The marriage comes to an end
The parties separated on August 13, 2012, at which time the husband moved out of the matrimonial home. The wife provided him with $1,600 to help with the first and last month’s rent on an apartment, instructing him he could expect nothing further. It was after the separation that the husband sought legal advice and negotiations to end the marriage began. However the husband, who has mental health problems, experienced a setback in the spring of 2013. He abandoned the negotiations at that time. In 2015 his lawyer wrote to the wife’s lawyer asking whether they would accept documents on her behalf, but they said they were no longer retained. It was not until August 24, 2017 that an application for spousal support and equalization of net family property was made. The wife argued that the husband’s claim to set aside the marriage contract was statute barred pursuant to the Limitations Act, which sets the limitation period at two years.
The court’s analysis
The court agreed that the husband’s application was indeed subject to a two-year limitation period. However, when that two-year clock started ticking still had to be determined since the clock is only supposed to start ticking once the claim was discovered.

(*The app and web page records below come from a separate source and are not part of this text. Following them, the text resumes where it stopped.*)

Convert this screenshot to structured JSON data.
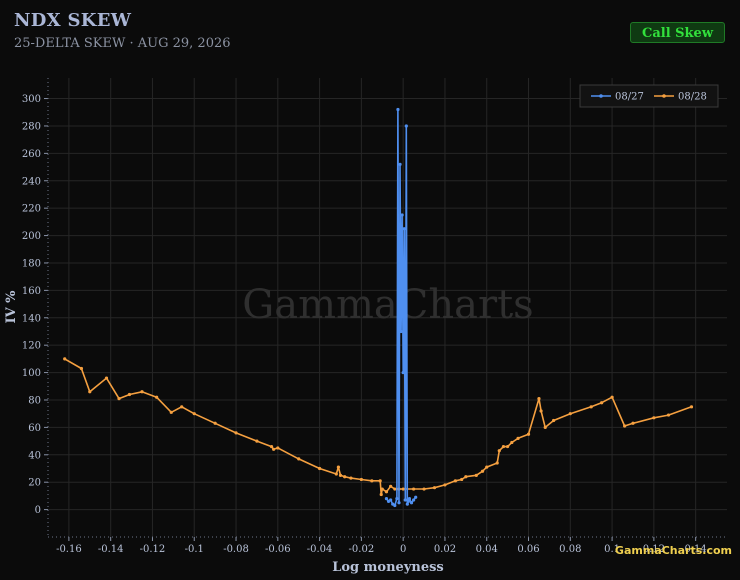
{
  "header": {
    "title": "NDX SKEW",
    "subtitle": "25-DELTA SKEW · AUG 29, 2026",
    "toggle_label": "Call Skew"
  },
  "watermark": "GammaCharts",
  "brand": "GammaCharts.com",
  "colors": {
    "background": "#0b0b0b",
    "grid": "#262626",
    "series_0827": "#4f8ff0",
    "series_0828": "#f5a040",
    "toggle_text": "#32e03c"
  },
  "chart_data": {
    "type": "line",
    "xlabel": "Log moneyness",
    "ylabel": "IV %",
    "xlim": [
      -0.17,
      0.155
    ],
    "ylim": [
      -20,
      315
    ],
    "xticks": [
      -0.16,
      -0.14,
      -0.12,
      -0.1,
      -0.08,
      -0.06,
      -0.04,
      -0.02,
      0,
      0.02,
      0.04,
      0.06,
      0.08,
      0.1,
      0.12,
      0.14
    ],
    "xtick_labels": [
      "-0.16",
      "-0.14",
      "-0.12",
      "-0.1",
      "-0.08",
      "-0.06",
      "-0.04",
      "-0.02",
      "0",
      "0.02",
      "0.04",
      "0.06",
      "0.08",
      "0.1",
      "0.12",
      "0.14"
    ],
    "yticks": [
      0,
      20,
      40,
      60,
      80,
      100,
      120,
      140,
      160,
      180,
      200,
      220,
      240,
      260,
      280,
      300
    ],
    "grid": true,
    "legend_position": "top-right",
    "series": [
      {
        "name": "08/27",
        "x": [
          -0.008,
          -0.007,
          -0.006,
          -0.005,
          -0.004,
          -0.003,
          -0.0025,
          -0.002,
          -0.0015,
          -0.001,
          -0.0005,
          0,
          0.0005,
          0.001,
          0.0015,
          0.002,
          0.0025,
          0.003,
          0.004,
          0.005,
          0.006
        ],
        "y": [
          8,
          6,
          7,
          4,
          3,
          8,
          292,
          5,
          252,
          130,
          215,
          100,
          205,
          7,
          280,
          4,
          6,
          8,
          5,
          7,
          9
        ]
      },
      {
        "name": "08/28",
        "x": [
          -0.162,
          -0.154,
          -0.15,
          -0.142,
          -0.136,
          -0.131,
          -0.125,
          -0.118,
          -0.111,
          -0.106,
          -0.1,
          -0.09,
          -0.08,
          -0.07,
          -0.063,
          -0.062,
          -0.06,
          -0.05,
          -0.04,
          -0.032,
          -0.031,
          -0.03,
          -0.028,
          -0.025,
          -0.02,
          -0.015,
          -0.011,
          -0.0105,
          -0.01,
          -0.008,
          -0.006,
          -0.004,
          -0.002,
          0,
          0.005,
          0.01,
          0.015,
          0.02,
          0.025,
          0.028,
          0.03,
          0.035,
          0.038,
          0.04,
          0.045,
          0.046,
          0.048,
          0.05,
          0.052,
          0.055,
          0.06,
          0.065,
          0.066,
          0.068,
          0.072,
          0.08,
          0.09,
          0.095,
          0.1,
          0.106,
          0.11,
          0.12,
          0.127,
          0.138
        ],
        "y": [
          110,
          103,
          86,
          96,
          81,
          84,
          86,
          82,
          71,
          75,
          70,
          63,
          56,
          50,
          46,
          44,
          45,
          37,
          30,
          26,
          31,
          25,
          24,
          23,
          22,
          21,
          21,
          11,
          15,
          13,
          17,
          15,
          15,
          15,
          15,
          15,
          16,
          18,
          21,
          22,
          24,
          25,
          28,
          31,
          34,
          43,
          46,
          46,
          49,
          52,
          55,
          81,
          72,
          60,
          65,
          70,
          75,
          78,
          82,
          61,
          63,
          67,
          69,
          75
        ]
      }
    ]
  }
}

The date of discovery can be established by determining when the husband knew he had suffered some loss as well as when he became aware that a legal proceeding was the most appropriate way to find resolution.
The court determined that the date of discovery was in 2012 when the husband went to visit his lawyer to begin divorce negotiations. As a result the two-year limitation period had long since lapsed.
At Gelman & Associates, we can help you draft a marriage contract, or enforce a pre-existing agreement. Contact us todayto learn how a marriage contract drawn up by experienced family law lawyers can help protect your rights and assets upon separation. In order to be available to clients and prospective clients, our phone lines are open Monday to Friday from 8 AM to 8 PM. Call us at (844) 769-0737 or 1-844-769-0737 or contact us online for a confidential initial consultation.